You may not get super powers, but you will be extremely fit once you master these superhero moves.
From comics to movies, from lunch boxes to t-shirts, from theme parks to birthday party themes, superheroes are all the rage. They are so popular and so deeply ingrained in our pop culture and daily lives that we routinely use superhero references to describe and discuss things. Who wouldn’t want muscles like He-Man’s or Superman’s strength or Spider-Man’s agility? The sad story of the home workout team
It was only a matter of time before superheroes, among the fittest fictional characters in the universe, entered the realm of fitness in our world and inspired movements that would help humans become fitter, stronger, and more agile. Here are a handful of exercises inspired by the signature moves of various superheroes.
Spider-Man Pushups:This exercise is inspired by the way Spider-Man crawls up walls in the comics.
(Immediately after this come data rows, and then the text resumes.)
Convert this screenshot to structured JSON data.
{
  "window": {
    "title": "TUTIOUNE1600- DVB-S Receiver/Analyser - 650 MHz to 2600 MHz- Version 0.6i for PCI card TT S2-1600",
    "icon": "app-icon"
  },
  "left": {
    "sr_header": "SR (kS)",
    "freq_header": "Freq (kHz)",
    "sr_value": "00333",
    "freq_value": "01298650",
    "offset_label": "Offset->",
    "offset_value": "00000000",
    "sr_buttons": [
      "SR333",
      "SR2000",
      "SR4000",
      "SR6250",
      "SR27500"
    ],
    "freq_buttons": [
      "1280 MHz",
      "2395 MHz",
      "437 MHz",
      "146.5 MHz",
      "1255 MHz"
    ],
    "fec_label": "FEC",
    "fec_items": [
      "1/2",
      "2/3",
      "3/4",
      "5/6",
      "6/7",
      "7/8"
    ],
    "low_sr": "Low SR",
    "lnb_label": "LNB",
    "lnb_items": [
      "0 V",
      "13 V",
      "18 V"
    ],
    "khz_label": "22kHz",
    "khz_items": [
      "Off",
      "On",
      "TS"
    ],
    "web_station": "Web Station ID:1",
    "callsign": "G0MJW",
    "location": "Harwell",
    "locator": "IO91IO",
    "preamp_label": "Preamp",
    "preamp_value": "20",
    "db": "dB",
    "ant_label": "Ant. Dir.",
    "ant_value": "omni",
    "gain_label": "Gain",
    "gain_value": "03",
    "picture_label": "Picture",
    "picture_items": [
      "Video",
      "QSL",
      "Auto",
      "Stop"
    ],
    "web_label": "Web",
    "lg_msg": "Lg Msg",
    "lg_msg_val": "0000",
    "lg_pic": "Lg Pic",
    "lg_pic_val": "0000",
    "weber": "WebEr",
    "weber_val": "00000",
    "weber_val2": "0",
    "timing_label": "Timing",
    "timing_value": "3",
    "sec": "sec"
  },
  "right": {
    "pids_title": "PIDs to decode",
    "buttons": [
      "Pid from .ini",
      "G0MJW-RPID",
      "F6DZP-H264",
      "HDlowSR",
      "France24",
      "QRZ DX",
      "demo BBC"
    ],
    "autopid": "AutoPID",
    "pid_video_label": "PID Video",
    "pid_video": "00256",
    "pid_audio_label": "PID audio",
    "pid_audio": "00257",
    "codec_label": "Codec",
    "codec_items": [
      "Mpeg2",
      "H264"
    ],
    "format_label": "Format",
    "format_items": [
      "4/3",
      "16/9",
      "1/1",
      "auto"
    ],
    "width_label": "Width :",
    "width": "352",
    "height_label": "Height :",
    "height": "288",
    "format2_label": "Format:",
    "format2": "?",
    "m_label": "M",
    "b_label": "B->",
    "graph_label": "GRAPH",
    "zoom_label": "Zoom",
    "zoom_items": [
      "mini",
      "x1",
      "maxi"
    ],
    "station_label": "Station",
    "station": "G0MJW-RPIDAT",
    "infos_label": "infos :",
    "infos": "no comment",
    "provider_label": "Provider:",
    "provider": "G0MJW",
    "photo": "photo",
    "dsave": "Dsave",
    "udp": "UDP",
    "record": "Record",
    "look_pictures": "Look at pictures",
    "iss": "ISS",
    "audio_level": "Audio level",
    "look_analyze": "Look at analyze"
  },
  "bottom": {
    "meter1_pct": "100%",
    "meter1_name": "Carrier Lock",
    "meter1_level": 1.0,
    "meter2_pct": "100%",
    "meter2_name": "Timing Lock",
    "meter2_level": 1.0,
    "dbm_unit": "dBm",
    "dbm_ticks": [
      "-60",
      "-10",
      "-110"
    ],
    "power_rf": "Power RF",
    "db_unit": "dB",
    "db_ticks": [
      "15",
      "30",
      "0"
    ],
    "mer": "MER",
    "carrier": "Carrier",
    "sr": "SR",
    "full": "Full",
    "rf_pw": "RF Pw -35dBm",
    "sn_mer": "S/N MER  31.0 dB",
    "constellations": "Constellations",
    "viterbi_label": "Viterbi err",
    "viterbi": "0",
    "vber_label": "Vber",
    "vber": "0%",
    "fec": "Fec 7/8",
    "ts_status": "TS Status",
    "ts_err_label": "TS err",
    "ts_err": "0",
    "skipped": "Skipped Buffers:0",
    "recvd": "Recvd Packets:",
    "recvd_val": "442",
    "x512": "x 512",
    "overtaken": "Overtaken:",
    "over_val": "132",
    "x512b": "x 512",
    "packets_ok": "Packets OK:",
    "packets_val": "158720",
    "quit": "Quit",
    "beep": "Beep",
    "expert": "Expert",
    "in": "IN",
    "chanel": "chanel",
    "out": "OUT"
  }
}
And what a great move this is for everything including warming up, upper body strength training, core and mobility. It’s a dynamic movement that engages your core much more than a regular push-up, since you need to move your legs one at a time. This helps load the core and increases resistance in the upper body and triceps.
You start on a high plank and then as you lower your torso towards the floor you bend one leg at the knee and up the side to the elbow then move it back to the starting position as you push yourself up and away from the floor. He repeats this on the other side and that counts as one repetition.
As a mobility exercise, you could perform the Spider-Man crawl. Not only is it a great mobility move to open up the hips and shoulders, but it also adds an element of cardio to his strength training. If a regular Spider-Man pushup feels easy, try slowing the movement down and feeling the burn. And to take it to another level, wear a weight vest.
gluttons: This is another move inspired by a popular Marvel character, although it does require equipment. You would need a cable crossover machine or light resistance bands to perform this one. He mimics the mutant superhero’s signature move in which he sticks out his claws and lowers them from chest level to either side of his hips in preparation to attack.
The cable crossover machine gives you the flexibility to choose a weight that works for you, but if you don’t have access to one, you can do this same move with a pair of lightweight resistance bands. This is an exercise that targets your upper back, which doesn’t engage enough when you’re working with free weights. The secondary muscles that feel the burn are the lats and the triceps. Have fun and see the difference when you add this move to your “after” days.
Superman: This is one of the easiest superhero exercises. He may have already performed a Sumerman at some point, even if he doesn’t really work out. This is a simple but great move that strengthens your lower back muscles and also works your core. It can be performed both as a static hold and as a dynamic movement by counting repetitions.
To do this, simply lie on the floor on your stomach and imitate the famous flying pose of the DC superhero by lifting your legs, arms and chest off the floor, while contracting your lower back and activating your core. If you do this pose for 30 seconds to a minute, then you would be performing it as a static-hold exercise. On the other hand, if you hold it for a couple of seconds before returning to the starting position and repeating it for 8 to 10 repetitions, then you would be performing it as a dynamic lower back strengthening exercise.
Superman push-ups: This move is perhaps the hardest on this list, but if you can pull it off, you’ll be pleased at what you can still do with your body. Superman’s pushup is nothing more than a regular pushup with some flying involved. It’s an explosive move and instead of improving his strength or agility, it serves more as evidence of his fitness levels.
You start with the board high, lower into a pushup, and then push yourself back up with enough power that, for a split second, your body is completely in the air. This is the top of the push-up where your body in the air is parallel to the floor, while your hands and legs are extended in a Superman flight. Before you can do this, you would need to master regular, plyometric, and clapping pushups.
The muscle groups worked by this extreme push-up are the same as those involved in a normal push-up. But this variation engages your core muscles a lot more and requires you to have more stability and control. After all, you need to land safely in the starting high plank position for the move to be a success.
Shrenik Avlani is a writer and editor and co-author of The Shivfit Waya book on functional fitness.